··· INFORMATION PROVIDED ···

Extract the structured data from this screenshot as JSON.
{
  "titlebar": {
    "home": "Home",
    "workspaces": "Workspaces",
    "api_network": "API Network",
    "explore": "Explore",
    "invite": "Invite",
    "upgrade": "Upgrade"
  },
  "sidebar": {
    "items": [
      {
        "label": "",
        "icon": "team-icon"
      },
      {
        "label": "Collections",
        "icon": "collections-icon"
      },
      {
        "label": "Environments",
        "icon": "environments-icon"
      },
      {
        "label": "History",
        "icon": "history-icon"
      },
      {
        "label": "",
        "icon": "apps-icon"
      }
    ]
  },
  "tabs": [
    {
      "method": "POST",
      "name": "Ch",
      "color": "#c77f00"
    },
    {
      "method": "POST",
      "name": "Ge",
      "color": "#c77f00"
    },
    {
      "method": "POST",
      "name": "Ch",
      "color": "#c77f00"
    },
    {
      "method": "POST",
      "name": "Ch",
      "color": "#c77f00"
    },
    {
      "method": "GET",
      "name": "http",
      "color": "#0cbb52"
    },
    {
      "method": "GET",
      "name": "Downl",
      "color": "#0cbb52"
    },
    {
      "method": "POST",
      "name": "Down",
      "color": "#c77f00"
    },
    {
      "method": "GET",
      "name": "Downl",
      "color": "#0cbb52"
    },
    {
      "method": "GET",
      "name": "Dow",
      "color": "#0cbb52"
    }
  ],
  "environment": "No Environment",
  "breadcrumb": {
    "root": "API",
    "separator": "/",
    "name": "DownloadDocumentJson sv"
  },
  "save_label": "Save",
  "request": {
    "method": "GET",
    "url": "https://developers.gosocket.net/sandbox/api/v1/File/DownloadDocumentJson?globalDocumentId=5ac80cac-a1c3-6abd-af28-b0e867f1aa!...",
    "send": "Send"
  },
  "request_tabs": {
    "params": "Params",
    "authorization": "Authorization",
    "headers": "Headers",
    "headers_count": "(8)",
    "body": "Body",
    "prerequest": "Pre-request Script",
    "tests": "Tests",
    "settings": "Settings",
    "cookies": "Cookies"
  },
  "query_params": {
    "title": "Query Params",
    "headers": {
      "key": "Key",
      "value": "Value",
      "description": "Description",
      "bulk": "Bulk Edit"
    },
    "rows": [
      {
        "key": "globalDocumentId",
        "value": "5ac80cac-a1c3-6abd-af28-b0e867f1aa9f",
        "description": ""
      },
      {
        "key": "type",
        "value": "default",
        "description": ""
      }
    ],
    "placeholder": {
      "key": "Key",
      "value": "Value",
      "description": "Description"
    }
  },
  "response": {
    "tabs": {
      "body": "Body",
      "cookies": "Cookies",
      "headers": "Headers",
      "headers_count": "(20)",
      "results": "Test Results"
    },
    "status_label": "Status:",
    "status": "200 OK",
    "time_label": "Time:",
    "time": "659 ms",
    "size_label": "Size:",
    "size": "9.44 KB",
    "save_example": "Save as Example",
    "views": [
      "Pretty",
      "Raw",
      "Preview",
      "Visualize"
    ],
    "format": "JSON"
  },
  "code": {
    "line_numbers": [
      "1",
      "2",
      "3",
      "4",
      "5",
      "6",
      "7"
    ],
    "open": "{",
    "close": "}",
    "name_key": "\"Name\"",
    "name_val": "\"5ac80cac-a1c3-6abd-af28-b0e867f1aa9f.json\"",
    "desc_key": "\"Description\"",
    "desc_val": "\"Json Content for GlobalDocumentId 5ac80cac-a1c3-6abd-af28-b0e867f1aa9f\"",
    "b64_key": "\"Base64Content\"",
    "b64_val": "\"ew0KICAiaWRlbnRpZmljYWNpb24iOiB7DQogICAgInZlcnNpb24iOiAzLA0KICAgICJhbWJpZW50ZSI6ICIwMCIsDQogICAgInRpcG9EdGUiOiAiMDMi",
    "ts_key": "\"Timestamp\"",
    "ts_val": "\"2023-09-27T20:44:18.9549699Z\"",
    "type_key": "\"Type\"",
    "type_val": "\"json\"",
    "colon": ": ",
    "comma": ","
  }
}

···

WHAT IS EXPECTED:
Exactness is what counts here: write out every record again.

WRITTEN SOLUTION:
Extract the structured data from this screenshot as JSON.
{
  "titlebar": {
    "home": "Home",
    "workspaces": "Workspaces",
    "api_network": "API Network",
    "explore": "Explore",
    "invite": "Invite",
    "upgrade": "Upgrade"
  },
  "sidebar": {
    "items": [
      {
        "label": "",
        "icon": "team-icon"
      },
      {
        "label": "Collections",
        "icon": "collections-icon"
      },
      {
        "label": "Environments",
        "icon": "environments-icon"
      },
      {
        "label": "History",
        "icon": "history-icon"
      },
      {
        "label": "",
        "icon": "apps-icon"
      }
    ]
  },
  "tabs": [
    {
      "method": "POST",
      "name": "Ch",
      "color": "#c77f00"
    },
    {
      "method": "POST",
      "name": "Ge",
      "color": "#c77f00"
    },
    {
      "method": "POST",
      "name": "Ch",
      "color": "#c77f00"
    },
    {
      "method": "POST",
      "name": "Ch",
      "color": "#c77f00"
    },
    {
      "method": "GET",
      "name": "http",
      "color": "#0cbb52"
    },
    {
      "method": "GET",
      "name": "Downl",
      "color": "#0cbb52"
    },
    {
      "method": "POST",
      "name": "Down",
      "color": "#c77f00"
    },
    {
      "method": "GET",
      "name": "Downl",
      "color": "#0cbb52"
    },
    {
      "method": "GET",
      "name": "Dow",
      "color": "#0cbb52"
    }
  ],
  "environment": "No Environment",
  "breadcrumb": {
    "root": "API",
    "separator": "/",
    "name": "DownloadDocumentJson sv"
  },
  "save_label": "Save",
  "request": {
    "method": "GET",
    "url": "https://developers.gosocket.net/sandbox/api/v1/File/DownloadDocumentJson?globalDocumentId=5ac80cac-a1c3-6abd-af28-b0e867f1aa!...",
    "send": "Send"
  },
  "request_tabs": {
    "params": "Params",
    "authorization": "Authorization",
    "headers": "Headers",
    "headers_count": "(8)",
    "body": "Body",
    "prerequest": "Pre-request Script",
    "tests": "Tests",
    "settings": "Settings",
    "cookies": "Cookies"
  },
  "query_params": {
    "title": "Query Params",
    "headers": {
      "key": "Key",
      "value": "Value",
      "description": "Description",
      "bulk": "Bulk Edit"
    },
    "rows": [
      {
        "key": "globalDocumentId",
        "value": "5ac80cac-a1c3-6abd-af28-b0e867f1aa9f",
        "description": ""
      },
      {
        "key": "type",
        "value": "default",
        "description": ""
      }
    ],
    "placeholder": {
      "key": "Key",
      "value": "Value",
      "description": "Description"
    }
  },
  "response": {
    "tabs": {
      "body": "Body",
      "cookies": "Cookies",
      "headers": "Headers",
      "headers_count": "(20)",
      "results": "Test Results"
    },
    "status_label": "Status:",
    "status": "200 OK",
    "time_label": "Time:",
    "time": "659 ms",
    "size_label": "Size:",
    "size": "9.44 KB",
    "save_example": "Save as Example",
    "views": [
      "Pretty",
      "Raw",
      "Preview",
      "Visualize"
    ],
    "format": "JSON"
  },
  "code": {
    "line_numbers": [
      "1",
      "2",
      "3",
      "4",
      "5",
      "6",
      "7"
    ],
    "open": "{",
    "close": "}",
    "name_key": "\"Name\"",
    "name_val": "\"5ac80cac-a1c3-6abd-af28-b0e867f1aa9f.json\"",
    "desc_key": "\"Description\"",
    "desc_val": "\"Json Content for GlobalDocumentId 5ac80cac-a1c3-6abd-af28-b0e867f1aa9f\"",
    "b64_key": "\"Base64Content\"",
    "b64_val": "\"ew0KICAiaWRlbnRpZmljYWNpb24iOiB7DQogICAgInZlcnNpb24iOiAzLA0KICAgICJhbWJpZW50ZSI6ICIwMCIsDQogICAgInRpcG9EdGUiOiAiMDMi",
    "ts_key": "\"Timestamp\"",
    "ts_val": "\"2023-09-27T20:44:18.9549699Z\"",
    "type_key": "\"Type\"",
    "type_val": "\"json\"",
    "colon": ": ",
    "comma": ","
  }
}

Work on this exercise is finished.